__WHAT NEEDS TO BE DONE__. Scan the entries for lines with "cuidado" and say how many there are, with nothing more.

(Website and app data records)
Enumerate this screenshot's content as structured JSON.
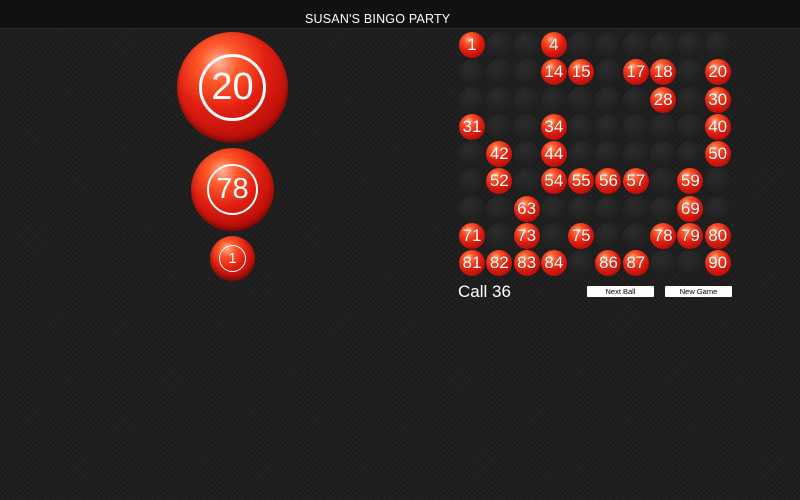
{
  "window": {
    "title": "SUSAN'S BINGO PARTY"
  },
  "recent_balls": {
    "current": "20",
    "previous_1": "78",
    "previous_2": "1"
  },
  "board": {
    "called": [
      1,
      4,
      14,
      15,
      17,
      18,
      20,
      28,
      30,
      31,
      34,
      40,
      42,
      44,
      50,
      52,
      54,
      55,
      56,
      57,
      59,
      63,
      69,
      71,
      73,
      75,
      78,
      79,
      80,
      81,
      82,
      83,
      84,
      86,
      87,
      90
    ]
  },
  "status": {
    "call_count": "Call 36"
  },
  "buttons": {
    "next_ball": "Next Ball",
    "new_game": "New Game"
  },
  "colors": {
    "ball_red": "#e11f12",
    "background": "#1f1f1f"
  }
}
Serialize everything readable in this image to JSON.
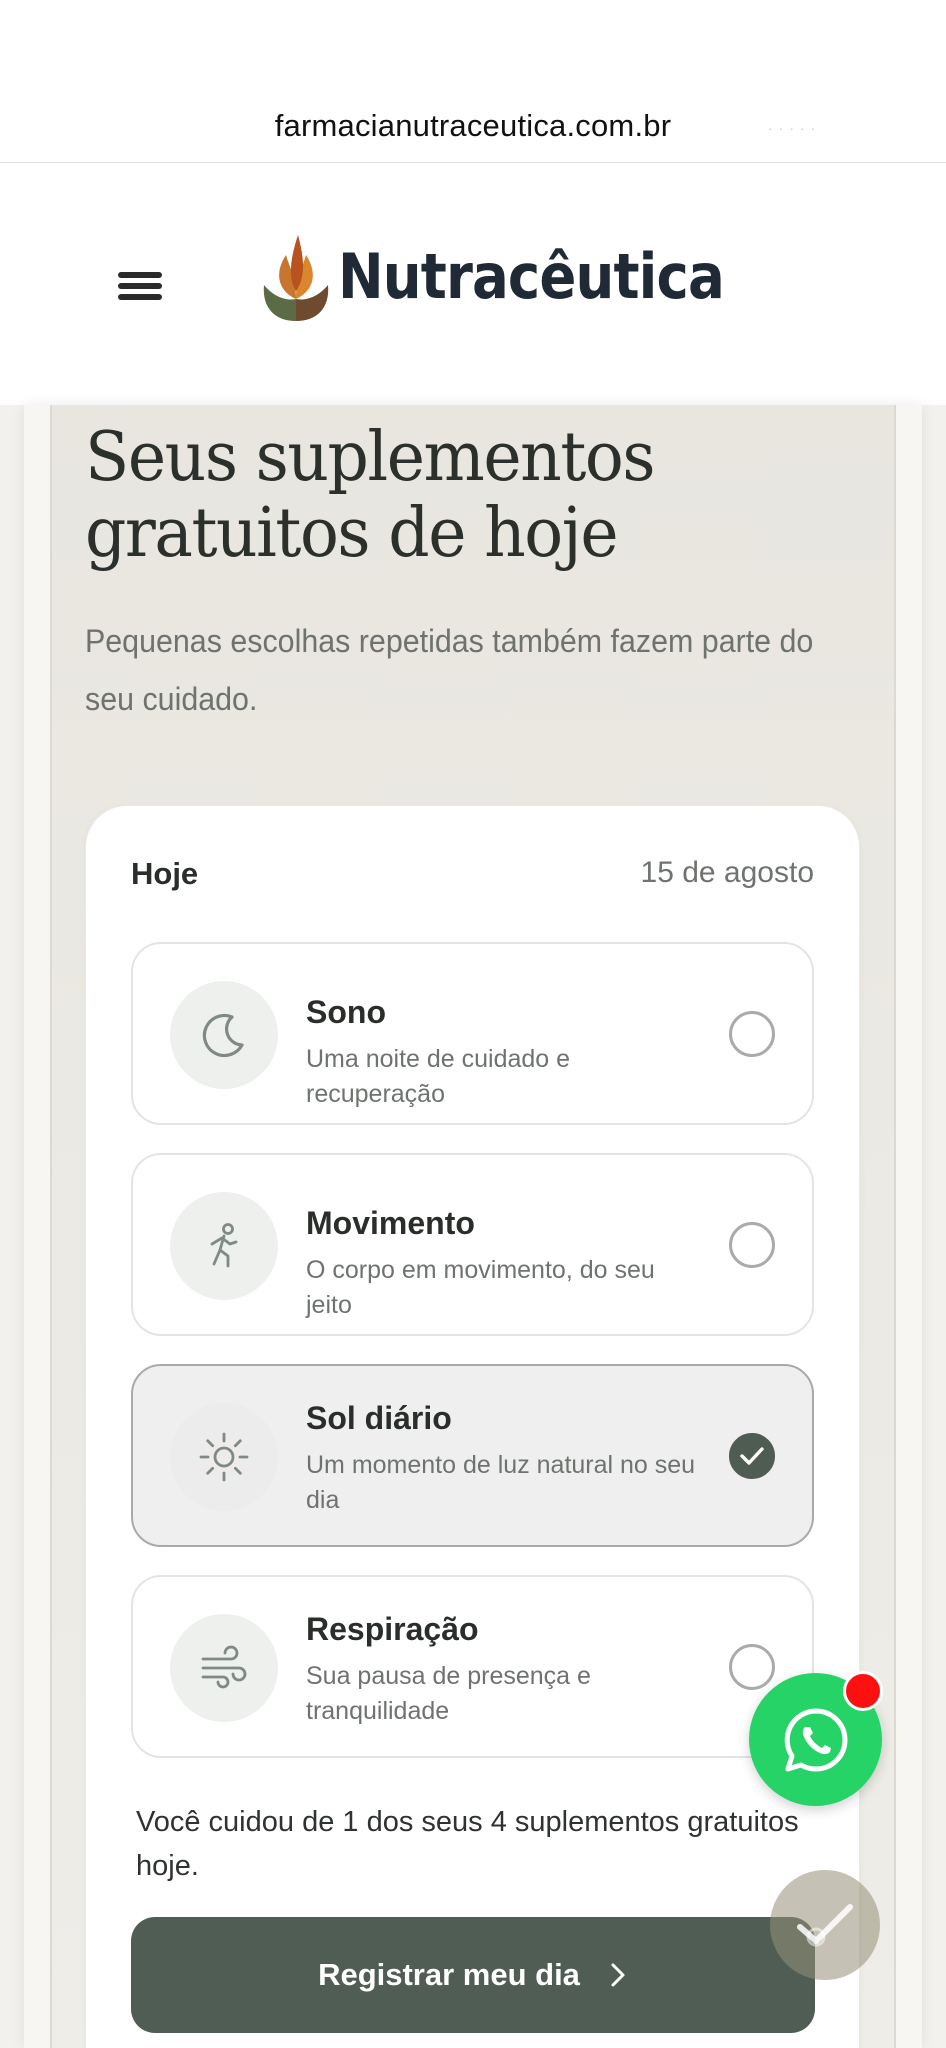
{
  "browser": {
    "url": "farmacianutraceutica.com.br"
  },
  "header": {
    "brand": "Nutracêutica"
  },
  "hero": {
    "title_line1": "Seus suplementos",
    "title_line2": "gratuitos de hoje",
    "subtitle_line1": "Pequenas escolhas repetidas também fazem parte do",
    "subtitle_line2": "seu cuidado."
  },
  "card": {
    "title": "Hoje",
    "date": "15 de agosto",
    "items": [
      {
        "title": "Sono",
        "desc1": "Uma noite de cuidado e recuperação",
        "desc2": "",
        "icon": "moon-icon",
        "checked": false
      },
      {
        "title": "Movimento",
        "desc1": "O corpo em movimento, do seu jeito",
        "desc2": "",
        "icon": "running-person-icon",
        "checked": false
      },
      {
        "title": "Sol diário",
        "desc1": "Um momento de luz natural no seu",
        "desc2": "dia",
        "icon": "sun-icon",
        "checked": true
      },
      {
        "title": "Respiração",
        "desc1": "Sua pausa de presença e",
        "desc2": "tranquilidade",
        "icon": "wind-icon",
        "checked": false
      }
    ],
    "summary_line1": "Você cuidou de 1 dos seus 4 suplementos gratuitos",
    "summary_line2": "hoje.",
    "cta_label": "Registrar meu dia"
  },
  "colors": {
    "accent": "#4f5d54",
    "whatsapp": "#25d366",
    "badge": "#ff1010",
    "icon_gray": "#7f8a82"
  }
}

__ANSWER TO THIS PROBLEM__. 2